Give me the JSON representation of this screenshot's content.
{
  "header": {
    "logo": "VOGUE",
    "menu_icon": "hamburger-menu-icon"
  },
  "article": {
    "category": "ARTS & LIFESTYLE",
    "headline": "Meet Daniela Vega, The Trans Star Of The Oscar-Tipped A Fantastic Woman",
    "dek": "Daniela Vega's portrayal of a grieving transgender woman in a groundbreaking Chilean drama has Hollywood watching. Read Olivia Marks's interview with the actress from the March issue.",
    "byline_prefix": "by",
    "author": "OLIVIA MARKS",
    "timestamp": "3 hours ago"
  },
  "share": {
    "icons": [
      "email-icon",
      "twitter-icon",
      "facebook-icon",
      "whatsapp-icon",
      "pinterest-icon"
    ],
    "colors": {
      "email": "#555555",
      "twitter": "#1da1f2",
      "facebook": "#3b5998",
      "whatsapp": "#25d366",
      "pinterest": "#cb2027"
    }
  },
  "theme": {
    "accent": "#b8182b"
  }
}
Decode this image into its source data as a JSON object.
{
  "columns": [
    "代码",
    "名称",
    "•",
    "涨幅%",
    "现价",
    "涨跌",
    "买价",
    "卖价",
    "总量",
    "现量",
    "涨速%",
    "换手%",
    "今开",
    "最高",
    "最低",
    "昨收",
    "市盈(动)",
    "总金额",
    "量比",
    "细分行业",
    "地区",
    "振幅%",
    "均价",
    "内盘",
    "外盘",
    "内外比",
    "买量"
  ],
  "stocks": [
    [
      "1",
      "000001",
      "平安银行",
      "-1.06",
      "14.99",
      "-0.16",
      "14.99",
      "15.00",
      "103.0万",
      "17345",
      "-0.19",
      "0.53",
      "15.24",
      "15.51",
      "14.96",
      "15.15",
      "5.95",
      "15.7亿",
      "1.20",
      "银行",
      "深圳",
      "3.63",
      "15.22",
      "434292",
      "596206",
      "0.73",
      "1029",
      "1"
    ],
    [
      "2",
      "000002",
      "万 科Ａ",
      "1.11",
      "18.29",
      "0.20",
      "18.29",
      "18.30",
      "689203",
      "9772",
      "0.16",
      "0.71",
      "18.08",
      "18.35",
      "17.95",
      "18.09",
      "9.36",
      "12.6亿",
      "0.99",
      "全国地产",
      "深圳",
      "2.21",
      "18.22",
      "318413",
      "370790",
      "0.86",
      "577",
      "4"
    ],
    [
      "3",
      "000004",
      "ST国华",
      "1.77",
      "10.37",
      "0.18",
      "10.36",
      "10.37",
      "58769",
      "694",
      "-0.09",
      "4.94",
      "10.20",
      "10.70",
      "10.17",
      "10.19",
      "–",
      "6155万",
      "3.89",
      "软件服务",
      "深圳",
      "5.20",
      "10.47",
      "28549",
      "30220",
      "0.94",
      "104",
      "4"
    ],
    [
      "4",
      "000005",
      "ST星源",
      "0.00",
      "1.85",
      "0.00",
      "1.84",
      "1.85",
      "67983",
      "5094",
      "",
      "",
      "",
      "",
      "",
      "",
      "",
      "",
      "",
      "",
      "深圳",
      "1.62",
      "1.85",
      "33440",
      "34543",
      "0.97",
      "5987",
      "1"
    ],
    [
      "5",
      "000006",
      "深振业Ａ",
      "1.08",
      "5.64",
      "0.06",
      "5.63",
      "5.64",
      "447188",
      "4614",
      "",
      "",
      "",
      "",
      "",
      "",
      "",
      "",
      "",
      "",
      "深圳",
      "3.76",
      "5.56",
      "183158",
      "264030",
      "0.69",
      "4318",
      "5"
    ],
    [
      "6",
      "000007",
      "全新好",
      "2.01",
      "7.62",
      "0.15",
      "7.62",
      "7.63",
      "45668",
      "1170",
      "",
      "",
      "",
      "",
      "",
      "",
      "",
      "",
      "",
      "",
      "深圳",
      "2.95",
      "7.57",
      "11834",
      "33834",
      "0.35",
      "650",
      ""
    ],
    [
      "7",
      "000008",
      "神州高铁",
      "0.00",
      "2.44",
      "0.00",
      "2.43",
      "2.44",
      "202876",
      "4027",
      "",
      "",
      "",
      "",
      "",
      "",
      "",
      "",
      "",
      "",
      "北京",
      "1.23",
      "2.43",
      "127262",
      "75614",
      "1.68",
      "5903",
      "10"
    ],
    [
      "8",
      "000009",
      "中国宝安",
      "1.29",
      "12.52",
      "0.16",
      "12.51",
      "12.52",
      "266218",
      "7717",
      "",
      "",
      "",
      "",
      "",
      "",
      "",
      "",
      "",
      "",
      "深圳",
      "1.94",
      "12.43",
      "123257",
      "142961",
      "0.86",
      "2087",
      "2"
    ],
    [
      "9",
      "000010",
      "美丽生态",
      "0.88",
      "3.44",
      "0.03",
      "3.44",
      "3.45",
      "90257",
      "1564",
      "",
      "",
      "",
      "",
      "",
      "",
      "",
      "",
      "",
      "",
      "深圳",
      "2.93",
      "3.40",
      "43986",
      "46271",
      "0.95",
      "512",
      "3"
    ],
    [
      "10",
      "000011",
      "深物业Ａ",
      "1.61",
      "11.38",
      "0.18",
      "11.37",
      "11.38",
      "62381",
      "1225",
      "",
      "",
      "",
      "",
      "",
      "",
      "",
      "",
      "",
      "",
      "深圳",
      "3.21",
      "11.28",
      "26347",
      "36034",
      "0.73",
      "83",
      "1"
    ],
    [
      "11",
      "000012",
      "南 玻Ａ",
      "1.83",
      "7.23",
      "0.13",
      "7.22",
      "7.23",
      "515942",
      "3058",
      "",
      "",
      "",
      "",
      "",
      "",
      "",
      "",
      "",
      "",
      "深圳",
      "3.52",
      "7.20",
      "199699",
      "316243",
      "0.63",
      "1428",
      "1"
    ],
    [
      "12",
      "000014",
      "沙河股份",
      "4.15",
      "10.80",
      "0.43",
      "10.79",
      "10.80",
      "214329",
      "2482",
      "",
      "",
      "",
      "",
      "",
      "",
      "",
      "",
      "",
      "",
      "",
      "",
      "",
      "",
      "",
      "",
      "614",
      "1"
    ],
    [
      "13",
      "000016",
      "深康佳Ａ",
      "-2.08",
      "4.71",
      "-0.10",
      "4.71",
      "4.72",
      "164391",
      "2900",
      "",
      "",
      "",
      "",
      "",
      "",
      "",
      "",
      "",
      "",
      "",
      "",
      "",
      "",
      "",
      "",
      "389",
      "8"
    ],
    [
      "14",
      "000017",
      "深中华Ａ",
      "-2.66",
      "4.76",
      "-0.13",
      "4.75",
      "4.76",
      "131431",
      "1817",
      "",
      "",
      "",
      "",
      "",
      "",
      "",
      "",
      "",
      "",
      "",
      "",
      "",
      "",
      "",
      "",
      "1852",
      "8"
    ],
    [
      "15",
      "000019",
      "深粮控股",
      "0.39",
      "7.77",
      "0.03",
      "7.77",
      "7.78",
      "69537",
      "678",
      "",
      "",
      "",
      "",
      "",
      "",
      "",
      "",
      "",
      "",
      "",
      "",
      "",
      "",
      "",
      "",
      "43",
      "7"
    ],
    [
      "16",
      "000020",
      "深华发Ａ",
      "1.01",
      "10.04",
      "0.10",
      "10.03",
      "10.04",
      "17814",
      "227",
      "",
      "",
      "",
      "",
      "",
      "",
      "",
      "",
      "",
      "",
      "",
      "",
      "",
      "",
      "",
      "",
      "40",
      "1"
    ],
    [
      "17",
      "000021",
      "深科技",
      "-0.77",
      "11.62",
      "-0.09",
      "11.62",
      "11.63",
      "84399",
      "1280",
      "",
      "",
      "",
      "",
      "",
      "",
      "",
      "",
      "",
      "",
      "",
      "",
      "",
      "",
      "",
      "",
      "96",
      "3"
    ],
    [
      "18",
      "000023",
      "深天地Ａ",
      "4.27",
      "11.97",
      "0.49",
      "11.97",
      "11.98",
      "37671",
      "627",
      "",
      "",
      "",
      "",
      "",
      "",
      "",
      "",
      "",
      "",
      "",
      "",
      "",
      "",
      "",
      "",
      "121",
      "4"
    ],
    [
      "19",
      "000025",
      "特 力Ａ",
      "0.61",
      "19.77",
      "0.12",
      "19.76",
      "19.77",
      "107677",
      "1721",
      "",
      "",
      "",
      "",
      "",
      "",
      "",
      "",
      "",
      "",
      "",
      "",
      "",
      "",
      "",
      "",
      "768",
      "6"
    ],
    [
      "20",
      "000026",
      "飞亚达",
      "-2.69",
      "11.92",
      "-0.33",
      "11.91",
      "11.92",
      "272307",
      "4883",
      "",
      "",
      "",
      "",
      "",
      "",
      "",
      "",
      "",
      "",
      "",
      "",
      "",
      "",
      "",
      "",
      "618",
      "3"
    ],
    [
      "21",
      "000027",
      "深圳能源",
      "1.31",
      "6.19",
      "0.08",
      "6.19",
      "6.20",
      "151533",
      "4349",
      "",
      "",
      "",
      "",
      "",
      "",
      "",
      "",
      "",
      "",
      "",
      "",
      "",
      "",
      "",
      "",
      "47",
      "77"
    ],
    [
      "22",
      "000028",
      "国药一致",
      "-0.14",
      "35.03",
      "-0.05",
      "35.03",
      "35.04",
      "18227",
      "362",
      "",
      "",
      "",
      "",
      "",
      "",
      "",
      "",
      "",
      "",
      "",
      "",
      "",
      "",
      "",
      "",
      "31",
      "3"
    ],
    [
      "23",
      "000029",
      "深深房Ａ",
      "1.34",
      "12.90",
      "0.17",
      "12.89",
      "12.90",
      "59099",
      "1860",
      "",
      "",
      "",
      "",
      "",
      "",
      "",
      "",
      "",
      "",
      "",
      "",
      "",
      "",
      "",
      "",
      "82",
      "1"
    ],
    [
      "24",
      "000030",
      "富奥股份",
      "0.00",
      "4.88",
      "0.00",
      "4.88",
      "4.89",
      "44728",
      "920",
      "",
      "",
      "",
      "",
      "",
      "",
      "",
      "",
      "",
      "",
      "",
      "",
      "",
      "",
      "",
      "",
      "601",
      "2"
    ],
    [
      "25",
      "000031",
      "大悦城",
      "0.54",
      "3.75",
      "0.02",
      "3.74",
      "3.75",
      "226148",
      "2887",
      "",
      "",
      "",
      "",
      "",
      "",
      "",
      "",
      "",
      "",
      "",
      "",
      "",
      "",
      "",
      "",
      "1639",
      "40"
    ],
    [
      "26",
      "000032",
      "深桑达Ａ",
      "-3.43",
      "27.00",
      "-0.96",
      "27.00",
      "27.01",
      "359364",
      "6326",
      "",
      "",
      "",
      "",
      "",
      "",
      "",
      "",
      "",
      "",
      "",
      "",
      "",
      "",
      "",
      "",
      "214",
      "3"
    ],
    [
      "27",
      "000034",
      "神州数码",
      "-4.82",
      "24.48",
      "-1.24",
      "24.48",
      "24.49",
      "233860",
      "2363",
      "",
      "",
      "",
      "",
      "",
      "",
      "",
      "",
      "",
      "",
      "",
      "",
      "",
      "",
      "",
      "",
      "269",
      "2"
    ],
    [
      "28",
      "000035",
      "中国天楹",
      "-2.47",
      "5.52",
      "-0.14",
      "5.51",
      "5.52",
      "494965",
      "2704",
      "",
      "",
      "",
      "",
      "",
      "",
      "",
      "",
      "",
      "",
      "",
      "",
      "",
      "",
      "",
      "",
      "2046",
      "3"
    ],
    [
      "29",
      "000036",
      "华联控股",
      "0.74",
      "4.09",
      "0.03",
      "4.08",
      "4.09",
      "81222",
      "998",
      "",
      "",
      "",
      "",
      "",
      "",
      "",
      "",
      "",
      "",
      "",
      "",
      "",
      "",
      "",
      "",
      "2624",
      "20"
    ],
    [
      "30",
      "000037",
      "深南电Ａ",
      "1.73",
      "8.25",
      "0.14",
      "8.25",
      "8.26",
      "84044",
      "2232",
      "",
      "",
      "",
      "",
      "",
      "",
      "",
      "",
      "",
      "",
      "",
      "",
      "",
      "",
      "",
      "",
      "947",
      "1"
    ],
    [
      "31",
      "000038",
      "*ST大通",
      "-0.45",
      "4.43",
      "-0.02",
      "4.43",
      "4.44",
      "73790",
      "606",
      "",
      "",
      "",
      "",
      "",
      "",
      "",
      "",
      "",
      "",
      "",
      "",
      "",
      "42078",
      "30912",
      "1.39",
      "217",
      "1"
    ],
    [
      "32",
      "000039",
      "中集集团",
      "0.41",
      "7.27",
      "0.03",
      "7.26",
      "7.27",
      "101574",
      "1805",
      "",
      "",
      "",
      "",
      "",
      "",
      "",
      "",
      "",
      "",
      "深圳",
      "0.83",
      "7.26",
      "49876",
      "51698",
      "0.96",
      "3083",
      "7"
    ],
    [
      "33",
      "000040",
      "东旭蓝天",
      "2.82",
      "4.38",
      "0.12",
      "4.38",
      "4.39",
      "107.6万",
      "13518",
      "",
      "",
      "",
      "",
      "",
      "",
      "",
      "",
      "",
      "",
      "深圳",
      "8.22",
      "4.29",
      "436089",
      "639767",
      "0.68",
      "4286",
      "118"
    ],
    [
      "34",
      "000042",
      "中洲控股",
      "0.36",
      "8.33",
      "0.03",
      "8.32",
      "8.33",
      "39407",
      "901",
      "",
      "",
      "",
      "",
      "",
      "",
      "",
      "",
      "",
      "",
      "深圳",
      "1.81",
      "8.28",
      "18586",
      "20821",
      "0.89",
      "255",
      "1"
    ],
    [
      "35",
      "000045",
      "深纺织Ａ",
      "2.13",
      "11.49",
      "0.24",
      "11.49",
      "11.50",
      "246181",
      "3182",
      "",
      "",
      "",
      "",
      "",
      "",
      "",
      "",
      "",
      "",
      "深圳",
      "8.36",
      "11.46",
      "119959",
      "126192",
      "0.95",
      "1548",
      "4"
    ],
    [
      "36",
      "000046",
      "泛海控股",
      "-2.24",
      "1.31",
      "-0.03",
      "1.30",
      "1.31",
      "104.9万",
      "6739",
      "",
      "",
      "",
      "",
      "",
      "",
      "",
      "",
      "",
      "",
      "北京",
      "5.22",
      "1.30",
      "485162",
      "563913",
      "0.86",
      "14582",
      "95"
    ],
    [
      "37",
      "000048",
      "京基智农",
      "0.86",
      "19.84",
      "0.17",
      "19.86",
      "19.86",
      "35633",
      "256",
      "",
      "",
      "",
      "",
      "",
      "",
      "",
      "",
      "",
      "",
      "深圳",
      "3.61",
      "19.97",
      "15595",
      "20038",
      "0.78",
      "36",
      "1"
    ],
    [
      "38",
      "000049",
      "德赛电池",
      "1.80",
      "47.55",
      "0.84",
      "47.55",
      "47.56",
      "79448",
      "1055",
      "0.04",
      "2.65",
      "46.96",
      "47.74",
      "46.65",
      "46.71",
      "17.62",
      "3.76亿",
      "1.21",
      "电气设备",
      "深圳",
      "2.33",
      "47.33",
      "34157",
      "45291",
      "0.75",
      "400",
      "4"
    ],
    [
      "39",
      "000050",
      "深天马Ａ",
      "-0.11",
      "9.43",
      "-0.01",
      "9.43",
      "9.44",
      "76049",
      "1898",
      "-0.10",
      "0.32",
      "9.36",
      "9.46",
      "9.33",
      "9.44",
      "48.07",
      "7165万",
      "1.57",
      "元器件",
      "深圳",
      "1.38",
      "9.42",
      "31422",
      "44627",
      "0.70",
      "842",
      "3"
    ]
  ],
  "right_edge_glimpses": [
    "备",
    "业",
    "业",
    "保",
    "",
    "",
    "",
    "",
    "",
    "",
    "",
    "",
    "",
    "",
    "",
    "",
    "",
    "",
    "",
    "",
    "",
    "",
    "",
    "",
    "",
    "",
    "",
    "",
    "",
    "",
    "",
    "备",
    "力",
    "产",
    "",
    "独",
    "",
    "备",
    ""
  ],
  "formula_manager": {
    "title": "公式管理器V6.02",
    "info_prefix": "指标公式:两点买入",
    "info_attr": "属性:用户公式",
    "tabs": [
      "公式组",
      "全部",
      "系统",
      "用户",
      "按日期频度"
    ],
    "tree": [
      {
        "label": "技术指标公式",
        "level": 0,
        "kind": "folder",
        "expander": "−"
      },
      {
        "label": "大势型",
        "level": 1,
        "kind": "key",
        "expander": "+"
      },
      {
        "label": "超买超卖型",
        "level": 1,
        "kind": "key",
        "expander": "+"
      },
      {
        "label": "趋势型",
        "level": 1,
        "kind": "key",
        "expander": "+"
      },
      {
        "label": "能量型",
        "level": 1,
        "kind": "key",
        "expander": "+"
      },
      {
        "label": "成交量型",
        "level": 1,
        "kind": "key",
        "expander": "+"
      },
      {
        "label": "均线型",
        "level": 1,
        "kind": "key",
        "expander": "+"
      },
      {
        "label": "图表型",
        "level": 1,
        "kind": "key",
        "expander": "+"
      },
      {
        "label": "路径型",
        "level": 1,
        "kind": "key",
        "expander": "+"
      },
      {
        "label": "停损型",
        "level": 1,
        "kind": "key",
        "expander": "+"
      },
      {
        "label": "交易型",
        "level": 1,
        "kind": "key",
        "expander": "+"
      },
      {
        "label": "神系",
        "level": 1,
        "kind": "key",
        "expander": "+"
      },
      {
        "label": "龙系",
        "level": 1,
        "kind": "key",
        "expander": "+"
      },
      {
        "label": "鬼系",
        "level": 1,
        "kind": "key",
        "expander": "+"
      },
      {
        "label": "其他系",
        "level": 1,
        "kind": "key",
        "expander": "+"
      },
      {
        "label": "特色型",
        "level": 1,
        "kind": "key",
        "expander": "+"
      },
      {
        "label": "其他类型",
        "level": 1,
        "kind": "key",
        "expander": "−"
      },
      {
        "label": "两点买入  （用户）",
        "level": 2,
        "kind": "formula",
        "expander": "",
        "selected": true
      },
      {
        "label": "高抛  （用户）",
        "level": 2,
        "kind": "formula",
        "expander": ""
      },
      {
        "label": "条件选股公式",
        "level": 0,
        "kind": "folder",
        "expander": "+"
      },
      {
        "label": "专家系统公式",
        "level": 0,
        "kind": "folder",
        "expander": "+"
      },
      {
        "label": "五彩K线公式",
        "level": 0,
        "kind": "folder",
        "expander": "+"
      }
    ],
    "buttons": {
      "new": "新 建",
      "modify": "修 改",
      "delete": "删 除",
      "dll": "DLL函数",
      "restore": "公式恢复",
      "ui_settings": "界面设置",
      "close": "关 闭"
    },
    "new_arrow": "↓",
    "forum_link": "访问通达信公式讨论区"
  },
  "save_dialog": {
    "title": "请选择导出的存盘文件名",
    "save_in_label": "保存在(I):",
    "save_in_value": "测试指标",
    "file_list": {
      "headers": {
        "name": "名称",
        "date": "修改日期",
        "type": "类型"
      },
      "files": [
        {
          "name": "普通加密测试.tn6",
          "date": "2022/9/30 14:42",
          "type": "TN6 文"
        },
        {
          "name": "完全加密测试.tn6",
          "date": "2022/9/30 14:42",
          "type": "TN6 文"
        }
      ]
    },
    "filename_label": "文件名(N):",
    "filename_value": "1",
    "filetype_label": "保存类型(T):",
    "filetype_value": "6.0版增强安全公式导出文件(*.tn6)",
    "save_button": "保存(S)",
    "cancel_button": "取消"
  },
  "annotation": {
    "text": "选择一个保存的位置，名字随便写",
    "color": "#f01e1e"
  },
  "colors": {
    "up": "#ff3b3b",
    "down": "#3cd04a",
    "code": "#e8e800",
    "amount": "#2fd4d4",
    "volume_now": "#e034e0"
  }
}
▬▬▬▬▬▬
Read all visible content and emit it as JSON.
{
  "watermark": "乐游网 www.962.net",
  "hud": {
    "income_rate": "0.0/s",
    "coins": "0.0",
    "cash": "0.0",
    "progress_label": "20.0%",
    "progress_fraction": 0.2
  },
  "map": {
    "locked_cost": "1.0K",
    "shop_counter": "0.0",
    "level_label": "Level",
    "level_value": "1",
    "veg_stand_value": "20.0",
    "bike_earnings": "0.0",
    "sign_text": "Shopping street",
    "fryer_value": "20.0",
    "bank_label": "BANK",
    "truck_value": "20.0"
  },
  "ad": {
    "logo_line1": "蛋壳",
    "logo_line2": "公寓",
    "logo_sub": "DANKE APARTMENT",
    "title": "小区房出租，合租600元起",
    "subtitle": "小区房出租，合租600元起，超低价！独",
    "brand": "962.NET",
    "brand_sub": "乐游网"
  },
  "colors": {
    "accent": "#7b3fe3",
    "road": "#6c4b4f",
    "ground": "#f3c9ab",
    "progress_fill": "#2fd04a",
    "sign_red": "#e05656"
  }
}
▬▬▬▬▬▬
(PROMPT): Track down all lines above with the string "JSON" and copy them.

(EXERCISE SOLUTION):
Give me the JSON representation of this screenshot's content.
Decode this image into its source data as a JSON object.
Read all visible content and emit it as JSON.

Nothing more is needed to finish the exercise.